It’s been suggested that I could lead an actual tour, rather than a virtual one, and help my readers experience the life of the character in depth. Would you be interested in such a tour? I’ve attached a little survey that you can express your opinions on. If you will just click here, it will take you to the survey. I’m very curious as to what your reactions are to this idea.
Did anyone else see “Midnight in Paris?” Were they as taken with it as I was? Of course, we historical novelists all want to find that magical time machine that will whisk us back to the past and plonk us right down in the company of our characters. It was a charming movie that asked some serious questions.
I had a trip to Paris planned long before I saw the movie, but I’m glad I saw it just before I left. I was able to track down the spot where they filmed the cab coming slowly up the windy cobbled street, stopping to take our hero off to 1920s Paris. I sat and waited but nothing like that came along for me. Alas, I’m still stuck with using my bare imagination to go back in time.
I had already gotten the addresses of the places where Hemingway and F. Scott Fitzgerald (who appear in the movie) as well as Jim Morrison (emphatically not in the movie) had lived. I wasn’t surprised to find that Fitzgerald’s part of town was much swankier than Hemingway’s. And Jim Morrison’s apartment (described as ‘non-descript’) was actually rather attractive. I don’t know what it was about Paris that made these men feel they could write better there.
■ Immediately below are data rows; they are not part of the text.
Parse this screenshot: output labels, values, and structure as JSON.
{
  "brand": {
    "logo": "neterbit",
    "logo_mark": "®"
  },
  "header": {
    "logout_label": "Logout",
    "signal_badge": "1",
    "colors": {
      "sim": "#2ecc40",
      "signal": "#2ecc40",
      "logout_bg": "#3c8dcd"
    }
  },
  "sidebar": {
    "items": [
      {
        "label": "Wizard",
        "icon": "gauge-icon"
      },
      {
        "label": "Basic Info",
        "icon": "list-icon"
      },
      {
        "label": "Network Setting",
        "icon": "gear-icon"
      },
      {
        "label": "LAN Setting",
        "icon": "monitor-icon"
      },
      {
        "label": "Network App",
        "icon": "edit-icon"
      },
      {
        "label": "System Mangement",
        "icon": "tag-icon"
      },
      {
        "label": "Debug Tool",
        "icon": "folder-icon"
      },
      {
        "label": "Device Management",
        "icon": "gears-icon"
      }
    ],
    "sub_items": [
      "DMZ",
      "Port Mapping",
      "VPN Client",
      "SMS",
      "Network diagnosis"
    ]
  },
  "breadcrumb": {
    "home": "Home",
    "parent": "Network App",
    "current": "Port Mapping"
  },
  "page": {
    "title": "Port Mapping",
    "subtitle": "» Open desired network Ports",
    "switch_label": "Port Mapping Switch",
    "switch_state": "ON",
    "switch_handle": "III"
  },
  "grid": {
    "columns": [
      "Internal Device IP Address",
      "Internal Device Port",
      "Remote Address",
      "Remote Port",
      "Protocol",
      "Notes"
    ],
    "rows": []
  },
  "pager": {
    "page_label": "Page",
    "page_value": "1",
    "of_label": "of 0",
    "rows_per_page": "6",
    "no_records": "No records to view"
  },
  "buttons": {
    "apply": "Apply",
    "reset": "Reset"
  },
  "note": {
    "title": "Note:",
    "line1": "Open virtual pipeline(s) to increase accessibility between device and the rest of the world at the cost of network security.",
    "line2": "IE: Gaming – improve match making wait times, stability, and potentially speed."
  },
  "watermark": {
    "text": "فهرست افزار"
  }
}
I had a desire to rent an apartment myself and find out.
I followed Jim Morrison out to the cemetery where his grave attracts more people than anyone else’s. It was almost the 40 year anniversary of his death so I wasn’t sure what to expect when I got there. The crowd-control barricades were having no luck in keeping out his fans, who clambered over and left their offerings of wine bottles, candles, and cigarettes on the grave. A group of French teenagers asked me to take their photo next to the tombstone and I did. They said they wished they had lived then. I told them that wouldn’t be so good, as then they would be almost 70, but they insisted they’d rather have been born 60 years ago. I felt like I was in “Midnight in Paris” for real, for the characters there keep wishing they were in another era.
The cemetery also houses Abelard and Heloise, Collette, Oscar Wilde, Chopin, Moliere, and hoards of others. Any one of them could have–and has—made excellent material for us historical novelists. And now they are so quiet. It wasn’t carved on his tomb, but Moliere said, “We only die once—and for such a long time.”
That is, until a novel or a movie brings them back to life.